Another woman was off to visit her daughter, a student living on the Côte d’Azur in France — she is considering whether she should join her permanently — and one young woman was leaving for a holiday in Spain.

These were people with economic means who preferred to leave for a while. They were not permanent migrants or refugees.

At the same time, some people choose to stay. Hence the initiative of the Ukrainian Greek Catholic Church, which hopes to give everyone a chance to cook a warm meal and thus find one less reason not to leave. After all, war is also won this way, with a constant presence in a place from which one is invited to leave. But it’s not just that: The population has organized itself to immediately fix what is destroyed, so as not to give the idea of bowing to any enemy provocation.

For Shevchuk, “peace means above all the absence of war, which for us means winning, getting the enemy to go away. Peace in our imagination means stopping these military actions. Stop killing us. That will be the first step towards authentic peace.”

“But we know that peace is something deeper than the absence of war,” Shevchuk added. “It is not just about winning in war, but winning the very spirit of war, the war in its causes, the source of authentic and lasting peace.”

In the meantime, for many people, an important means of support is provided by Church initiatives. The head of the Ukrainian Greek Catholic Church said that people looking for accommodation arrive in Kharkiv from the “martyr city” of Izium and Kupiansk. They receive a payment equivalent to $50-$80 from the government — not enough to pay for even the most urgent things. And Kherson, which has just been liberated, is still suffering, he said, and in need of aid.

There are two ways in which the Church provides aid — through Caritas and through the parishes, where family homes and various initiatives are provided.
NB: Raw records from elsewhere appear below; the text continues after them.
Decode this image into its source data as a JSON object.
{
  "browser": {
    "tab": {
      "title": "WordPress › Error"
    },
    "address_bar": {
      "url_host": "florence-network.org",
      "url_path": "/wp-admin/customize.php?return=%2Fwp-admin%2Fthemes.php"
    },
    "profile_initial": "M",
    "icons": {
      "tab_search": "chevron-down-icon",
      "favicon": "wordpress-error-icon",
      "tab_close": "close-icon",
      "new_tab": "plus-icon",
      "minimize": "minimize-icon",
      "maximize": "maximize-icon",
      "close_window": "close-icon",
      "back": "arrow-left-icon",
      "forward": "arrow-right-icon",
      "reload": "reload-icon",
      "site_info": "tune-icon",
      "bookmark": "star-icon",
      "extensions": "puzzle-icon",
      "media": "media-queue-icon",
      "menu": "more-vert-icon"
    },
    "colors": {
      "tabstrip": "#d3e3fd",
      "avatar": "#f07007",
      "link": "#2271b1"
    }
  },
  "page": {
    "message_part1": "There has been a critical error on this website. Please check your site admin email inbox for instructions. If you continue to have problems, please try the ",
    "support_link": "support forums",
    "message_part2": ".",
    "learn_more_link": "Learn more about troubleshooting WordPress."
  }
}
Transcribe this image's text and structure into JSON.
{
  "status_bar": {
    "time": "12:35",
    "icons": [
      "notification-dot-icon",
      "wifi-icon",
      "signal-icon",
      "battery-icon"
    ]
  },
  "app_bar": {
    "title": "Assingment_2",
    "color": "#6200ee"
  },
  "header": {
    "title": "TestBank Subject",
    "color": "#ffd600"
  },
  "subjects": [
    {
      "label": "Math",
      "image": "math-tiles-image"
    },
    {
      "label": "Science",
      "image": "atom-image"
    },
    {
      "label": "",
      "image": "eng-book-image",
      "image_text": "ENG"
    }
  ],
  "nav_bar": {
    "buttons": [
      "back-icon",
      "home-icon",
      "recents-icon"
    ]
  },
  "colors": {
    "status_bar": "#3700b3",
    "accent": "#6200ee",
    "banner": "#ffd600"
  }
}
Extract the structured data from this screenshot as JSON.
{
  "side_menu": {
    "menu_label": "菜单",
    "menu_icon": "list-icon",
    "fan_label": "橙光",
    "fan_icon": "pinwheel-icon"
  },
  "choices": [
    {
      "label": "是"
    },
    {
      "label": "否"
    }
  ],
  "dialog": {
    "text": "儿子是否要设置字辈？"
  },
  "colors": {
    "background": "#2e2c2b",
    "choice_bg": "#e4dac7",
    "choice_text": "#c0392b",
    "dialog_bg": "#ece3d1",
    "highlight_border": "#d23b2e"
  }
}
There is also a foundation of the patriarch, managed by the major archbishopric, which seeks to provide nutrition: The food parcels feed a family for a week and so are not dependent on spontaneous arrival of humanitarian aid, Shevchuk explained. “We try to procure this food in a stable way. Let’s just say it’s a bit of a ‘patriarch’s ambulance.’”